Football coaching carousel turns at area high schools
The only head football coach on Carrboro High School’s sideline since it opened in 2007 figured that’s where he’d happily end his career.
“When I took the Carrboro job, I thought I’d be there until I retired,” Jason Tudryn said.
But Tudryn, who got Carrboro to the 2-AA state championship game in 2012, is North Carolina football coach Larry Fedora’s new director of high school relations. He took the job in April and in that role will help with UNC’s recruiting and football camps.
Carrboro athletics director April Ross said interviews are underway to find someone to build on what was started by Tudryn, who constructed the school’s football program from scratch.
More movement in the area has East Chapel Hill and South Granville high schools in the hunt for head football coaches.
Former ECH head coach Jon Sherman has taken a job as an assistant coach at Fayetteville’s Byrd High School. He took charge at ECH in 2013 when Bill Renner left the helm after the 2012 season. Renner spent 2013 as the offensive coordinator for Northwood coach Bill Hall.
The upcoming season will include Hall’s final play call. He’s retiring.
“It’s the last hurrah,” Hall said.
Hall’s been coaching football for 28 years, and it’s gotten to the point where he no longer can justify the time away from his family with the $2,250 paycheck he receives for his services that have him dealing with some aspect of the game pretty much all year. He said it wasn’t like that when he started in 1988. But now with players in seven-on-seven drills and pounding weights when the football season is over, the time really adds up, Hall said.
“It’s a whole lot of hours,” Hall said.

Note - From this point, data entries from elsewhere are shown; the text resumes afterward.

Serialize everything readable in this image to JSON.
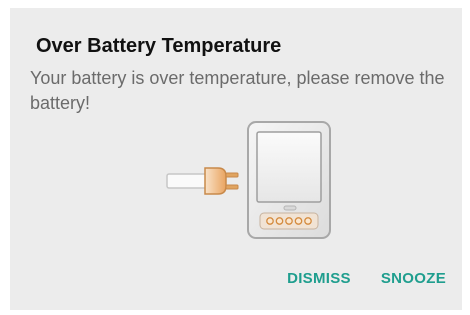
{
  "dialog": {
    "title": "Over Battery Temperature",
    "message": "Your battery is over temperature, please remove the battery!",
    "illustration_icon": "battery-removal-icon",
    "actions": {
      "dismiss_label": "DISMISS",
      "snooze_label": "SNOOZE"
    },
    "accent_color": "#1f9e8e"
  }
}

Don’t look for Hall to join Tudryn on the next level.
“The college life never interested me,” Hall said.
Hall said he’s not sure who Northwood’s next coach will be but hopes to have at least a say in the matter.
ECH athletics director Ray Hartsfield said he begrudges no man for making career moves, but the Wildcats have had back-to-back short-term coaches and really could use some stability.
“We’ve just got to find somebody that really wants to be at East Chapel Hill and build the program,” Hartsfield said.
Former South Granville head coach Mike Hobgood has taken command of the football program at Raleigh’s Leesville Road High School. South Granville athletics director Don Colgan has been running the football team in the interim. Candidates to replace Hobgood — he played at Northern High School and UNC — have been interviewed, and the Granville County Board of Education during its June 26 meeting could sign off on South Granville’s new coach, Colgan said.
High school school coaches don’t get paid very much for their extra-curricular activities. In Durham Public Schools, a football coach with no experience makes $3,379 per season, DPS athletics director Larry McDonald said. The most experienced football coaches in the school system earn $8,318 per season, he said.
Add up the hours that could include anything from field preparation to film sessions on opposing teams and the stipends some coaches receive more or less make them volunteers who receive tips for their time and service.
Yet Hobgood has opted out of a successful, lower-profile, 2-A coaching situation at South Granville to see what he can do with 4-A Leesville Road that presumably comes with more demands and proverbially brighter Friday night lights.
“He’s an extremely competitive dude,” Tudryn said.
Tudryn said he would have relished an opportunity to coach high school football at a larger school. With that comes a larger pool of talent from which to pull, not to mention simply having plenty of bodies that do away with worries about not having enough players to develop on the junior varsity level, Tudryn said. And players and coaches alike get a little more fired up by bigger crowds at bigger schools, he said.
Carrboro was on a pretty big stage at N.C. State’s Carter-Finley Stadium that night on Dec. 1, 2012, when South Iredell beat the Jaguars 30-27 to win the state championship. That was the first time Carrboro lost a game that season. Tudryn had the Jags playing at a very high level that year.
“He will be truly missed by the Carrboro community,” Ross said.
Carrboro’s next football coach needs to understand something about that community, Tudryn said.
“Carrboro’s a different place,” Tudryn said. “Chapel Hill-Carrboro City Schools are like Ivy League high schools.”
Football players at Carrboro High go to class and do their homework, Tudryn said. He said he didn’t worry about Jaguars maintaining their eligibility to play. The concern at Carrboro had to do with guys potentially studying so hard that they wouldn’t have much left in the tank for football, he explained. Carrboro’s next coach needs to understand that, Tudryn said.